Assigned task:
Copy each entry below verbatim. Skip the pictures.
***
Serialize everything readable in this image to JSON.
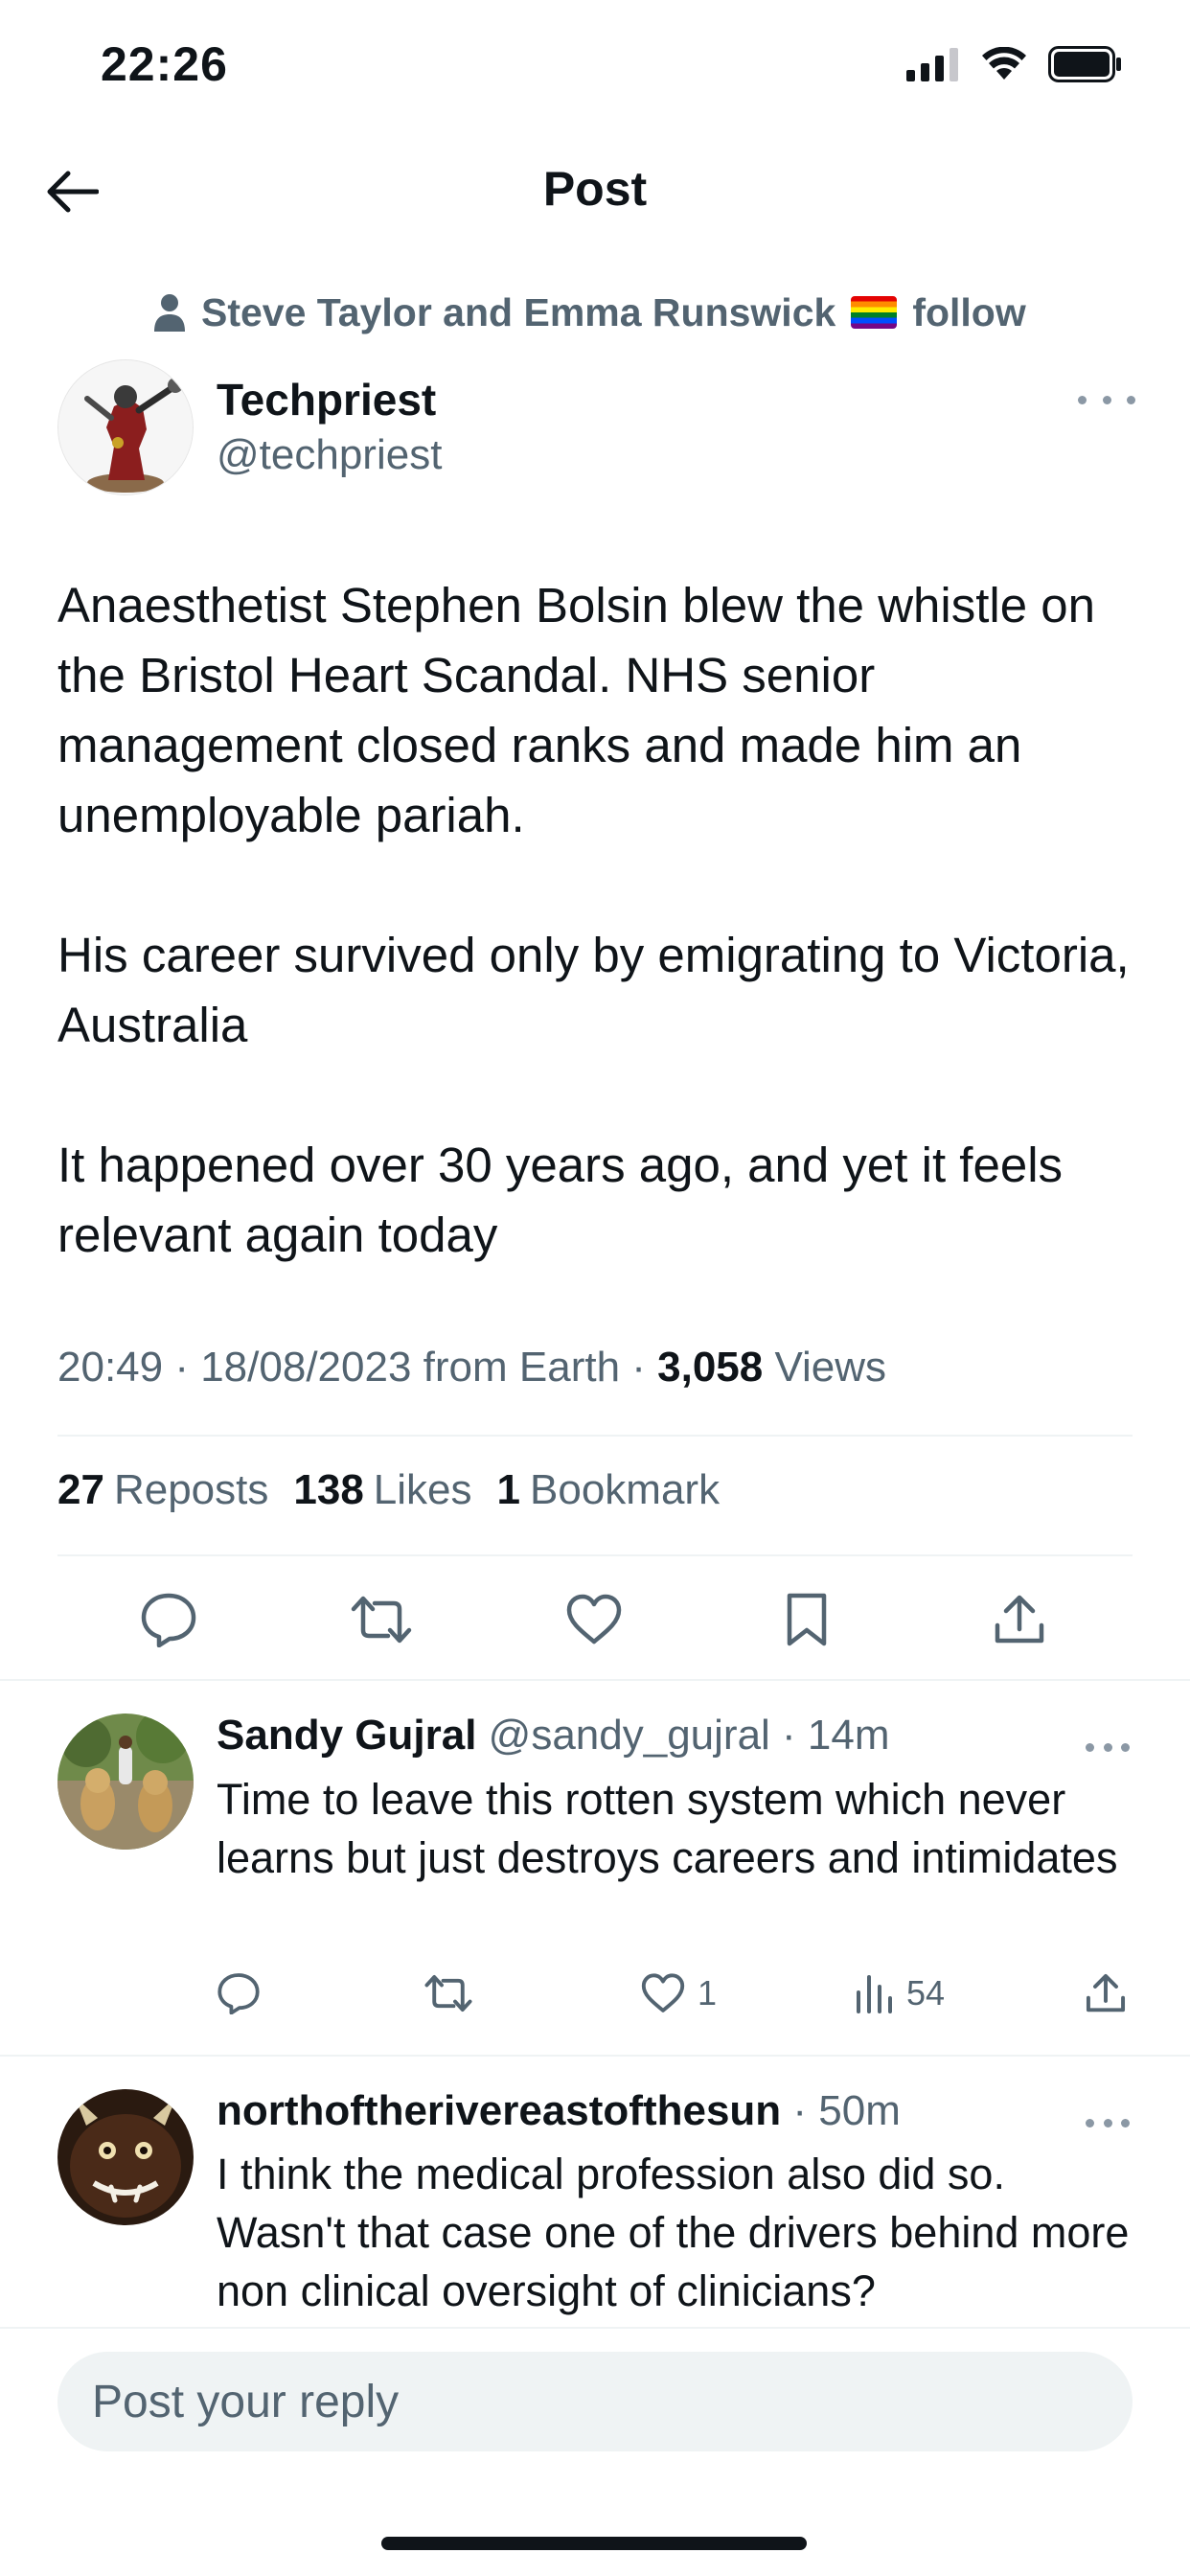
{
  "status_bar": {
    "time": "22:26"
  },
  "header": {
    "title": "Post"
  },
  "social_context": {
    "text": "Steve Taylor and Emma Runswick",
    "suffix": "follow"
  },
  "post": {
    "author_name": "Techpriest",
    "author_handle": "@techpriest",
    "paragraphs": [
      "Anaesthetist Stephen Bolsin blew the whistle on the Bristol Heart Scandal. NHS senior management closed ranks and made him an unemployable pariah.",
      "His career survived only by emigrating to Victoria, Australia",
      "It happened over 30 years ago, and yet it feels relevant again today"
    ],
    "meta_time": "20:49 · 18/08/2023 from Earth · ",
    "views_count": "3,058",
    "views_label": " Views",
    "reposts_count": "27",
    "reposts_label": "Reposts",
    "likes_count": "138",
    "likes_label": "Likes",
    "bookmarks_count": "1",
    "bookmarks_label": "Bookmark"
  },
  "replies": [
    {
      "name": "Sandy Gujral",
      "handle": "@sandy_gujral",
      "time": " · 14m",
      "text": "Time to leave this rotten system which never learns but just destroys careers and intimidates",
      "likes": "1",
      "views": "54"
    },
    {
      "name": "northoftherivereastofthesun",
      "handle": "",
      "time": " · 50m",
      "text": "I think the medical profession also did so. Wasn't that case one of the drivers behind more non clinical oversight of clinicians?"
    }
  ],
  "compose": {
    "placeholder": "Post your reply"
  },
  "icons": {
    "back": "arrow-left-icon",
    "reply": "speech-bubble-icon",
    "repost": "repost-arrows-icon",
    "like": "heart-icon",
    "bookmark": "bookmark-icon",
    "share": "share-upload-icon",
    "views": "bar-chart-icon",
    "more": "ellipsis-icon",
    "person": "person-icon"
  },
  "colors": {
    "text": "#0f1419",
    "secondary": "#536471",
    "divider": "#eff3f4"
  }
}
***
Output of the task:
Serialize everything readable in this image to JSON.
{
  "status_bar": {
    "time": "22:26"
  },
  "header": {
    "title": "Post"
  },
  "social_context": {
    "text": "Steve Taylor and Emma Runswick",
    "suffix": "follow"
  },
  "post": {
    "author_name": "Techpriest",
    "author_handle": "@techpriest",
    "paragraphs": [
      "Anaesthetist Stephen Bolsin blew the whistle on the Bristol Heart Scandal. NHS senior management closed ranks and made him an unemployable pariah.",
      "His career survived only by emigrating to Victoria, Australia",
      "It happened over 30 years ago, and yet it feels relevant again today"
    ],
    "meta_time": "20:49 · 18/08/2023 from Earth · ",
    "views_count": "3,058",
    "views_label": " Views",
    "reposts_count": "27",
    "reposts_label": "Reposts",
    "likes_count": "138",
    "likes_label": "Likes",
    "bookmarks_count": "1",
    "bookmarks_label": "Bookmark"
  },
  "replies": [
    {
      "name": "Sandy Gujral",
      "handle": "@sandy_gujral",
      "time": " · 14m",
      "text": "Time to leave this rotten system which never learns but just destroys careers and intimidates",
      "likes": "1",
      "views": "54"
    },
    {
      "name": "northoftherivereastofthesun",
      "handle": "",
      "time": " · 50m",
      "text": "I think the medical profession also did so. Wasn't that case one of the drivers behind more non clinical oversight of clinicians?"
    }
  ],
  "compose": {
    "placeholder": "Post your reply"
  },
  "icons": {
    "back": "arrow-left-icon",
    "reply": "speech-bubble-icon",
    "repost": "repost-arrows-icon",
    "like": "heart-icon",
    "bookmark": "bookmark-icon",
    "share": "share-upload-icon",
    "views": "bar-chart-icon",
    "more": "ellipsis-icon",
    "person": "person-icon"
  },
  "colors": {
    "text": "#0f1419",
    "secondary": "#536471",
    "divider": "#eff3f4"
  }
}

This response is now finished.